_EXERCISE DETAILS_:
Only lines holding "JSON" are wanted; copy each of them from the records below.

_INPUT DATA_:
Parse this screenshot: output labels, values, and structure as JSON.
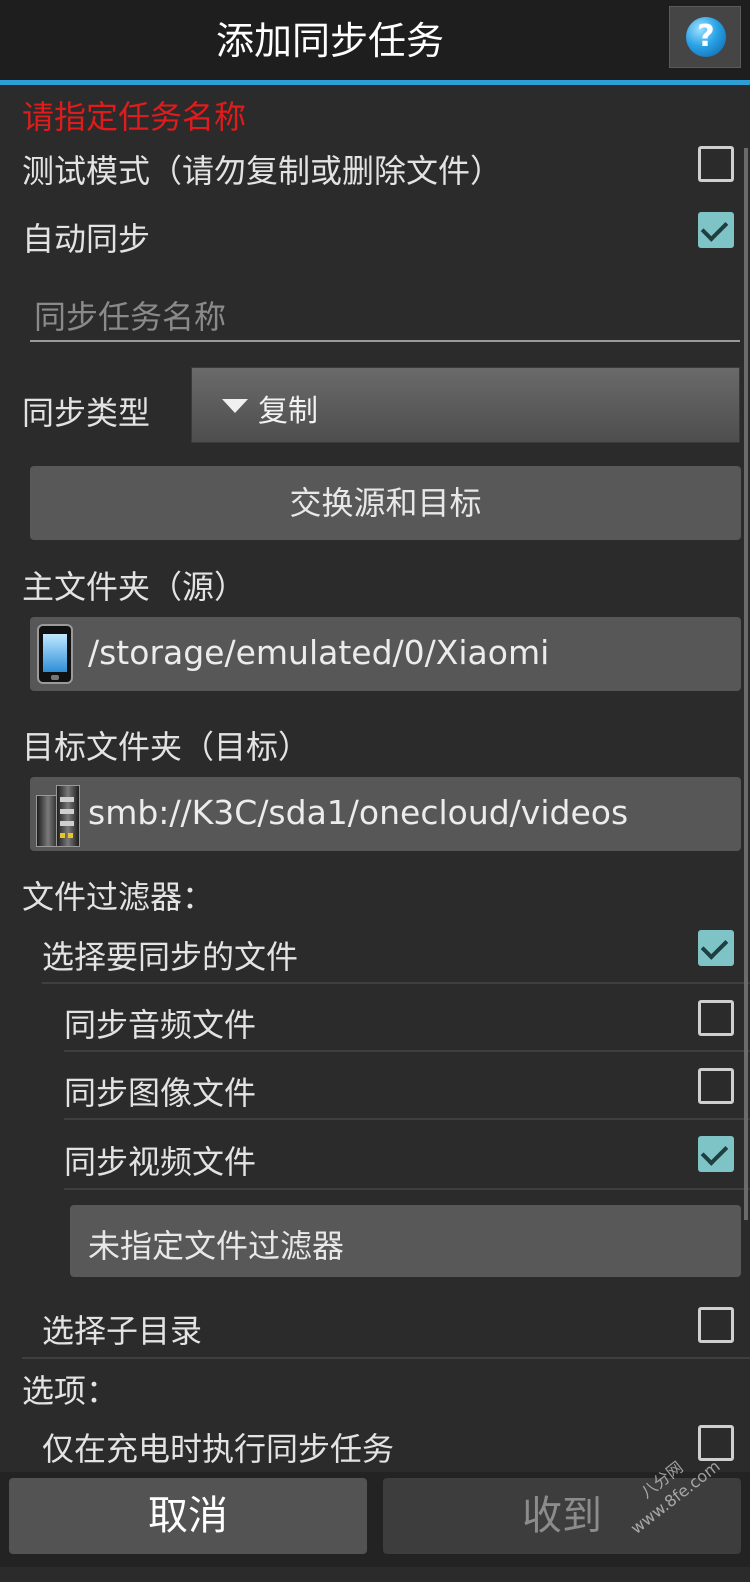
{
  "title": "添加同步任务",
  "help_glyph": "?",
  "error_text": "请指定任务名称",
  "test_mode": {
    "label": "测试模式（请勿复制或删除文件）",
    "checked": false
  },
  "auto_sync": {
    "label": "自动同步",
    "checked": true
  },
  "task_name": {
    "placeholder": "同步任务名称",
    "value": ""
  },
  "sync_type": {
    "label": "同步类型",
    "value": "复制"
  },
  "swap_button": "交换源和目标",
  "source": {
    "label": "主文件夹（源）",
    "path": "/storage/emulated/0/Xiaomi",
    "icon": "phone-icon"
  },
  "target": {
    "label": "目标文件夹（目标）",
    "path": "smb://K3C/sda1/onecloud/videos",
    "icon": "server-icon"
  },
  "file_filter": {
    "heading": "文件过滤器：",
    "select_files": {
      "label": "选择要同步的文件",
      "checked": true
    },
    "audio": {
      "label": "同步音频文件",
      "checked": false
    },
    "image": {
      "label": "同步图像文件",
      "checked": false
    },
    "video": {
      "label": "同步视频文件",
      "checked": true
    },
    "filter_button": "未指定文件过滤器",
    "subdirs": {
      "label": "选择子目录",
      "checked": false
    }
  },
  "options": {
    "heading": "选项：",
    "charging_only": {
      "label": "仅在充电时执行同步任务",
      "checked": false
    }
  },
  "footer": {
    "cancel": "取消",
    "ok": "收到"
  },
  "watermark": {
    "line1": "八分网",
    "line2": "www.8fe.com"
  },
  "colors": {
    "accent": "#2e9fd6",
    "error": "#e01b1b",
    "checkbox_checked": "#7ec3c6"
  }
}
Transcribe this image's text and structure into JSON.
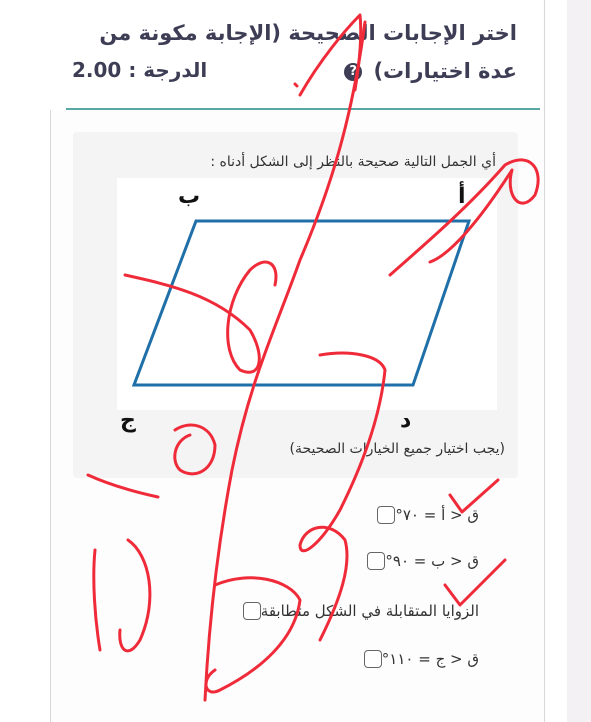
{
  "header": {
    "title_line1": "اختر الإجابات الصحيحة (الإجابة مكونة من",
    "title_line2": "عدة اختيارات)",
    "help_icon": "question-circle-icon",
    "grade_label": "الدرجة : 2.00"
  },
  "question": {
    "prompt": "أي الجمل التالية صحيحة بالنظر إلى الشكل أدناه :",
    "hint": "(يجب اختيار جميع الخيارات الصحيحة)",
    "vertices": {
      "a": "أ",
      "b": "ب",
      "c": "ج",
      "d": "د"
    }
  },
  "options": [
    {
      "label": "ق < أ = ٧٠°",
      "checked": false
    },
    {
      "label": "ق < ب = ٩٠°",
      "checked": false
    },
    {
      "label": "الزوايا المتقابلة في الشكل متطابقة",
      "checked": false
    },
    {
      "label": "ق < ج = ١١٠°",
      "checked": false
    }
  ],
  "colors": {
    "title": "#3d3d55",
    "accent_rule": "#5aa7a6",
    "shape_stroke": "#1f6fa8",
    "ink": "#ef2b3a"
  }
}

_RESPONSE TO THIS TASK_:
Parse this screenshot: output labels, values, and structure as JSON.
Transcribe this image's text and structure into JSON.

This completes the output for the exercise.